WHAT TO PRODUCE: Copy all the records word for word, apart from any pictures.
___
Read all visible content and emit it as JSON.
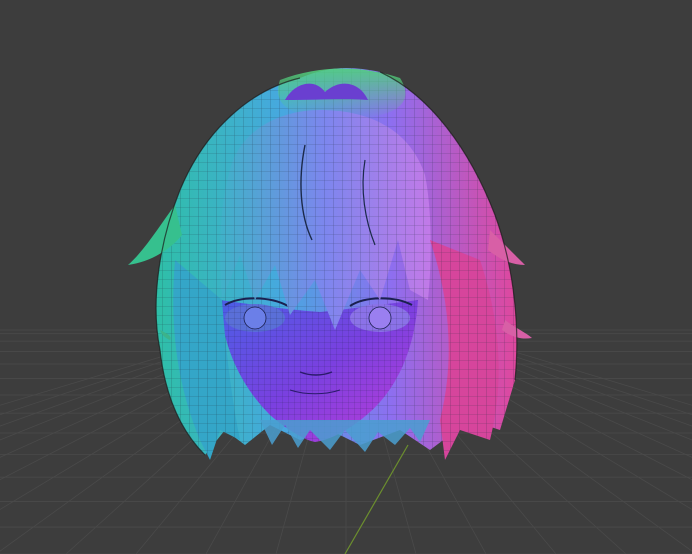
{
  "viewport": {
    "background": "#3d3d3d",
    "grid_color": "#4a4a4a",
    "axis_y_color": "#6c8f2e"
  },
  "model": {
    "shading": "normal-map",
    "wireframe_overlay": true,
    "colors": {
      "left": "#2fb8b0",
      "top": "#3fbf7f",
      "front": "#6f54e6",
      "right": "#e04aa8",
      "bottom": "#5a2fd8"
    }
  }
}
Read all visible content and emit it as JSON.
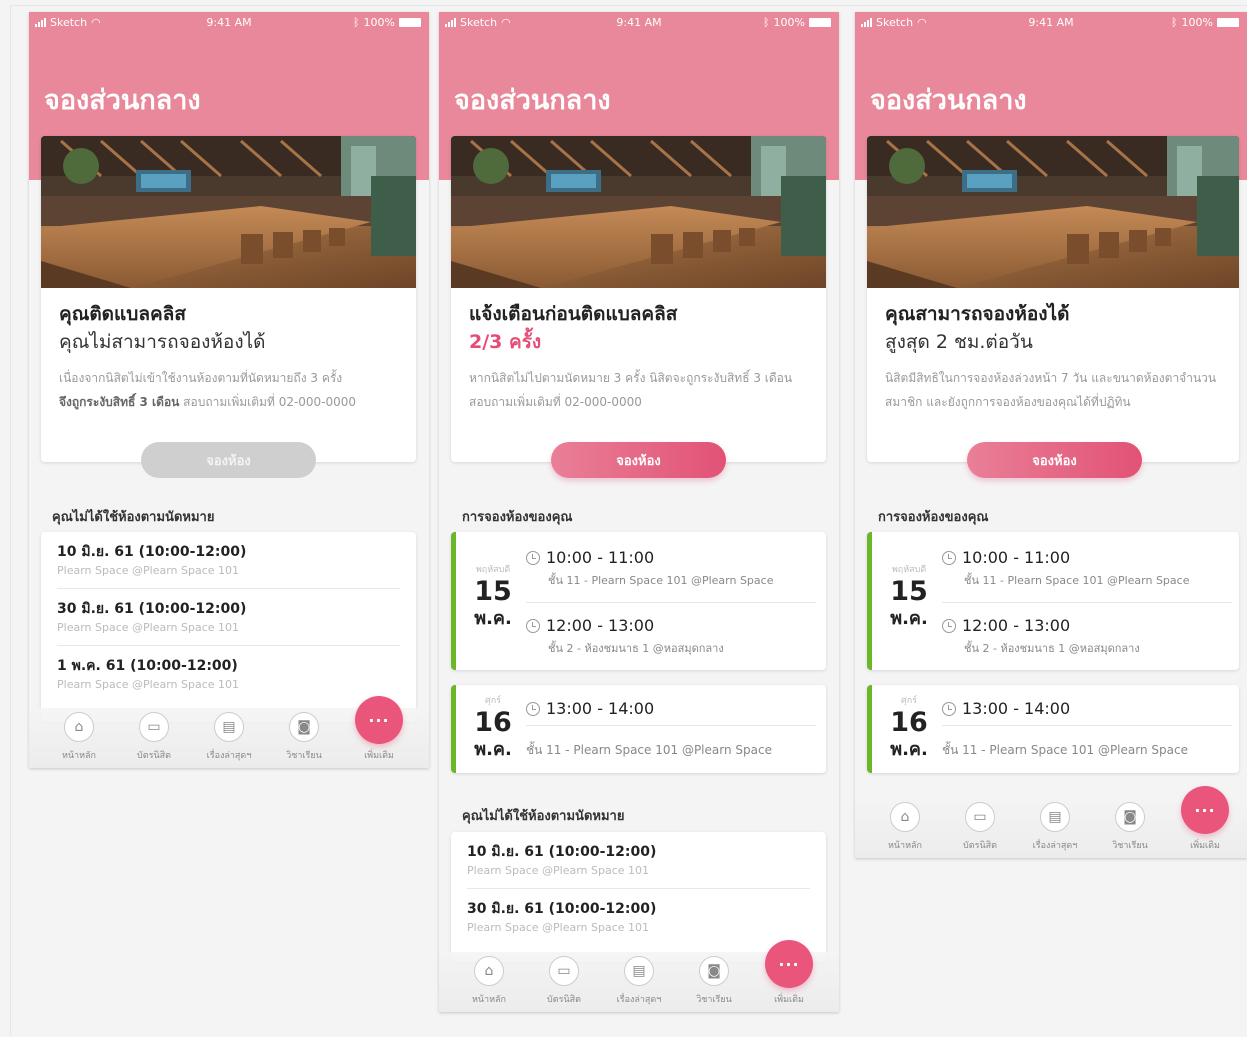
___
THE ANSWER:
Read all visible content and emit it as JSON.
{
  "viewport": {
    "background": "#3d3d3d",
    "grid_color": "#4a4a4a",
    "axis_y_color": "#6c8f2e"
  },
  "model": {
    "shading": "normal-map",
    "wireframe_overlay": true,
    "colors": {
      "left": "#2fb8b0",
      "top": "#3fbf7f",
      "front": "#6f54e6",
      "right": "#e04aa8",
      "bottom": "#5a2fd8"
    }
  }
}
Read all visible content and emit it as JSON.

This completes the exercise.